We put beauty on a pedestal as something admirable, desirable and valuable. Beauty -- unfairly or not -- has its privileges. And by defining which people are beautiful and which people are simply invisible, the fashion industry helps determine how much cultural currency someone has at his or her disposal.

This isn't the first season that black women have gone missing from the runway. Styles go in and out of favor and so do models. But ever since the demise of the supermodel in the early '90s, the fashion industry has been stubbornly unwilling to make room for more than one black model per show. Other than the occasional star -- Naomi Campbell, Liya Kebede and now Chanel Iman -- black women go unrepresented.

The topic of diversity in fashion entered the conversation anew thanks to industry veteran Bethann Hardison. Just after the New York runway shows ended, she organized a town hall meeting and invited models such as Campbell, Kebede and Iman to participate, along with editors, photographers, agents and others in the industry.

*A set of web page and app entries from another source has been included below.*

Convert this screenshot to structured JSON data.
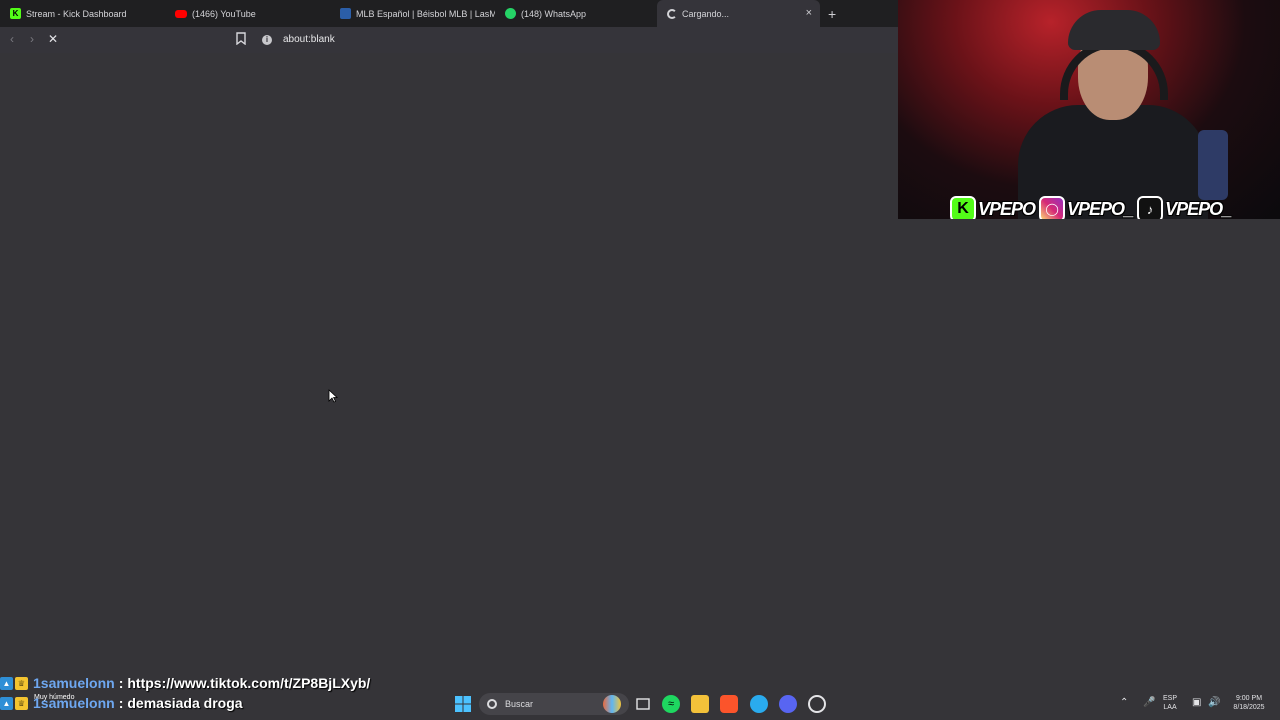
{
  "browser": {
    "tabs": [
      {
        "title": "Stream - Kick Dashboard",
        "icon": "kick-icon",
        "color": "#53fc18"
      },
      {
        "title": "(1466) YouTube",
        "icon": "youtube-icon",
        "color": "#ff0000"
      },
      {
        "title": "MLB Español | Béisbol MLB | LasMay",
        "icon": "mlb-icon",
        "color": "#2b5ea8"
      },
      {
        "title": "(148) WhatsApp",
        "icon": "whatsapp-icon",
        "color": "#25d366"
      },
      {
        "title": "Cargando...",
        "icon": "loading-spinner-icon",
        "active": true
      }
    ],
    "new_tab": "+",
    "close_tab": "×",
    "url": "about:blank"
  },
  "stream_overlay": {
    "socials": [
      {
        "platform": "kick-icon",
        "handle": "VPEPO",
        "color": "#53fc18"
      },
      {
        "platform": "instagram-icon",
        "handle": "VPEPO_",
        "color": "#d6249f"
      },
      {
        "platform": "tiktok-icon",
        "handle": "VPEPO_",
        "color": "#111111"
      }
    ]
  },
  "chat": {
    "messages": [
      {
        "user": "1samuelonn",
        "text": "https://www.tiktok.com/t/ZP8BjLXyb/"
      },
      {
        "user": "1samuelonn",
        "text": "demasiada droga"
      }
    ],
    "separator": ":"
  },
  "taskbar": {
    "weather": "Muy húmedo",
    "search_placeholder": "Buscar",
    "lang_top": "ESP",
    "lang_bottom": "LAA",
    "time": "9:00 PM",
    "date": "8/18/2025"
  }
}
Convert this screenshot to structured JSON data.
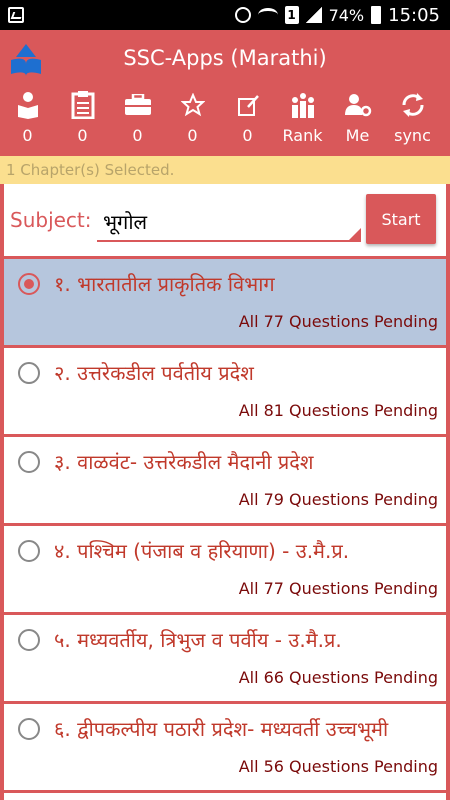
{
  "status_bar": {
    "icons": [
      "gallery-icon",
      "alarm-icon",
      "wifi-icon",
      "sim-icon",
      "signal-icon",
      "battery-icon"
    ],
    "sim_label": "1",
    "battery": "74%",
    "time": "15:05"
  },
  "app": {
    "title": "SSC-Apps (Marathi)",
    "colors": {
      "primary": "#d9585a",
      "banner": "#fbdf8f",
      "selected_row": "#b6c6dd"
    }
  },
  "toolbar": {
    "items": [
      {
        "icon": "reader-icon",
        "label": "0"
      },
      {
        "icon": "clipboard-icon",
        "label": "0"
      },
      {
        "icon": "briefcase-icon",
        "label": "0"
      },
      {
        "icon": "star-icon",
        "label": "0"
      },
      {
        "icon": "edit-note-icon",
        "label": "0"
      },
      {
        "icon": "rank-icon",
        "label": "Rank"
      },
      {
        "icon": "user-settings-icon",
        "label": "Me"
      },
      {
        "icon": "sync-icon",
        "label": "sync"
      }
    ]
  },
  "banner": {
    "text": "1 Chapter(s) Selected."
  },
  "subject": {
    "label": "Subject:",
    "value": "भूगोल",
    "start_label": "Start"
  },
  "chapters": [
    {
      "name": "१. भारतातील प्राकृतिक विभाग",
      "pending": "All 77 Questions Pending",
      "selected": true
    },
    {
      "name": "२. उत्तरेकडील पर्वतीय प्रदेश",
      "pending": "All 81 Questions Pending",
      "selected": false
    },
    {
      "name": "३. वाळवंट- उत्तरेकडील मैदानी प्रदेश",
      "pending": "All 79 Questions Pending",
      "selected": false
    },
    {
      "name": "४. पश्चिम (पंजाब व हरियाणा) - उ.मै.प्र.",
      "pending": "All 77 Questions Pending",
      "selected": false
    },
    {
      "name": "५. मध्यवर्तीय, त्रिभुज व पर्वीय - उ.मै.प्र.",
      "pending": "All 66 Questions Pending",
      "selected": false
    },
    {
      "name": "६. द्वीपकल्पीय पठारी प्रदेश- मध्यवर्ती उच्चभूमी",
      "pending": "All 56 Questions Pending",
      "selected": false
    }
  ]
}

Hardison, who is black, worked as a model in the 1970s. She ran her own model agency and guided the career of Tyson Beckford during his days as the iconic face of Polo Ralph Lauren menswear.

At Hardison's urging, African American designer Tracy Reese talked about the difficulty of getting model agencies to send her black women. Agents complained that some designers won't even consider black models for their shows. Editors of publications aimed at black consumers described the politics of booking models for their covers. Some black models fear being pigeonholed as too ethnic, a label that can prevent them from being featured prominently in more mainstream publications. And a lawyer dissected the difference between making an aesthetic choice, which is legal, and a biased one, which is not.

Ultimately, it's hard to know precisely where to place the blame, of which there is plenty to go around.

People seem to understand the power of Hollywood to shape opinion about America and Americans on a global stage. Italian Americans have long argued that the movie industry's relentless portrayal of them as Mafiosi promoted an inaccurate and damaging stereotype.

The NAACP demanded more positive and more diverse representations of blacks in film and on television. If every black person is portrayed as a criminal, an unwed mother, a delinquent father or a buffoon, they said, that sends the wrong message to global consumers of American culture. Even Oprah Winfrey chimed in, noting that the characters on "Friends" didn't seem to know any black people.

So what happens if women of color are not included in the conversation about beauty and femininity? What happens when those lighthearted stories about how to apply the latest shades in makeup never include examples of ebony skin? Or when the most influential designers say through their aesthetic choices that dark skin is not part of their vision? Audiences applaud and cheer the landmark diversity introduced on television by "Ugly Betty" and its fictional Mode magazine, but no one is objecting to the lack of diversity at real fashion magazines.

Some of the most enduring cultural images have come from the fashion industry. The glossy black and white pictures of wavy-haired ladies in pumps and day dresses defined the conservative and formal '50s. The pictures of Twiggy with stick-straight hair and wearing a miniskirt call to mind the '60s with their emphasis on youth and the sexual revolution. There is no better shorthand for the 1980s than the image of a woman with her hair teased high and shoulder pads bulking her up to the size of a linebacker.

Some of the most provocative statements about youth, sexuality and aging have been made in the name of fashion -- Brooke Shields in her Calvins, Dove's Real Women campaign, Benetton's multicultural advertisements. Those images endure in our memory and help us understand the world around us. And when whole groups of people are left out of the picture, our world view is equally diminished.

© 2007 The Washington Post Company